A hallmark of economic development in a COVID world will be ensuring workers regain employment as quickly as possible by offering re-training opportunities. Hotard said St. John Parish offered assistance to diversify the skillsets of hundreds of workers laid off from the LaPlace Bayou Steel facility in late 2019. She added that strong relationships with industry and River Parishes Community College can provide a gateway to job skill training for residents.
When Millet asked how local revenue forecasts would be affected by COVID-19 as it relates to millages, Hotard responded that it is too early to fully assess the impact.
“We need to look at our sales tax revenues, not just for one or two months, but have a better trend,” Hotard said. “All of our budgets are healthy, but we don’t know if that will continue with the stay at home orders. We’ve seen some reduction in video poker revenue. However, we have been able to quickly recapture and receive funds that we would not normally have received in the CARES Act.”
St. Charles Parish President Matt Jewell said the industry of St. Charles Parish is at the heart of the parish’s business climate, which remains strong despite the pandemic.

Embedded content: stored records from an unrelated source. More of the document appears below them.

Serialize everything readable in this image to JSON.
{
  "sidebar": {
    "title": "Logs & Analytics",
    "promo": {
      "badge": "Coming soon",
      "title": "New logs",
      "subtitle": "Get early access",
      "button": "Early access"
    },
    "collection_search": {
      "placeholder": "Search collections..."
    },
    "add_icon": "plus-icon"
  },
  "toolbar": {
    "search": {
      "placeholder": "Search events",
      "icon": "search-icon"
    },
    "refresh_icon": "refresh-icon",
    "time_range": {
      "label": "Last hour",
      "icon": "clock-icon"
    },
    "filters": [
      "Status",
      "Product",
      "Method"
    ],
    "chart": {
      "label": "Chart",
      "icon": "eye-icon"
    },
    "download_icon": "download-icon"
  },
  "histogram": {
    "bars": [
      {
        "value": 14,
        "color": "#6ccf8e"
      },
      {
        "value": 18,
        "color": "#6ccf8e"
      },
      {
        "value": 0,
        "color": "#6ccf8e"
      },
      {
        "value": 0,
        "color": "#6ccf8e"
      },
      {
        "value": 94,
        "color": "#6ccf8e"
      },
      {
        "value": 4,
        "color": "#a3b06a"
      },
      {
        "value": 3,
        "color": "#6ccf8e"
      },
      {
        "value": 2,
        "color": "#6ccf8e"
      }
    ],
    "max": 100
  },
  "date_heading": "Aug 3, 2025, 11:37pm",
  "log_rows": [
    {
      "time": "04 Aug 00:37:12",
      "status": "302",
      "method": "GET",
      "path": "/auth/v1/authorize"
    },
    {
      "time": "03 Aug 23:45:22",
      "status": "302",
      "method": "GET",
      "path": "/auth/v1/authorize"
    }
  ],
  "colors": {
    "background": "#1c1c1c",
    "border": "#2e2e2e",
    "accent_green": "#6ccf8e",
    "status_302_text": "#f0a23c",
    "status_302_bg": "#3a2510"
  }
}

“Small businesses and industry are the backbone of our economy. They employ a lot of our residents, from teenagers all the way up to senior citizens. They provide food, and they’ve always stepped up in times of need,” Jewell said. “St. Charles Parish is investing money to help people shop local and invest in local businesses.”
Jewell said that the economy has improved and home sales have skyrocketed in St. Charles Parish in recent years. Increased property values are expected to bring in additional revenue.
When the governor announced the stay at home order, St. Charles Parish leaders ran budget forecasts to reflect reductions in sales tax. While it is still too soon to tell what the sales tax trend for 2020 will look like, Jewell noted that the parish has an amendment requiring $7 million of emergency funding on hand at all times to ensure a balanced budget.
Flood protection and drainage remain the primary concerns for St. Charles Parish residents, especially those who have seen their homes flood two or three times in the past 18 months during heavy rainstorms.
Jewell said the parish is in the process of completing an East Bank and West Bank master drainage plan. There is also a moratorium on all major subdivisions while the drainage master plan is underway. Drainage and sewer initiatives will continue during this time. Jewell said the moratorium won’t last longer than 18 months, and some areas of the parish may be released as soon as November.
“St. Charles Parish is a desirable place to live, and we want to be able to grow in a smart and controlled way that doesn’t impact our existing residents negatively, and we’ve seen some of that over the past few years,” Jewell said.
Both parish presidents weighed in on the Industrial Tax Exemption Program, which seeks to encourage economic development with tax breaks for local industry.
Jewell thinks ITEP is here to stay, and he is in full support of any policy that gives more power to local government.
Hotard believes there should always be some involvement at the local level when it comes to ITEP and that each application needs to be evaluated on a case-by-case basis.
For more information about the River Region Chamber of Commerce, please visit riverregionchamber.org.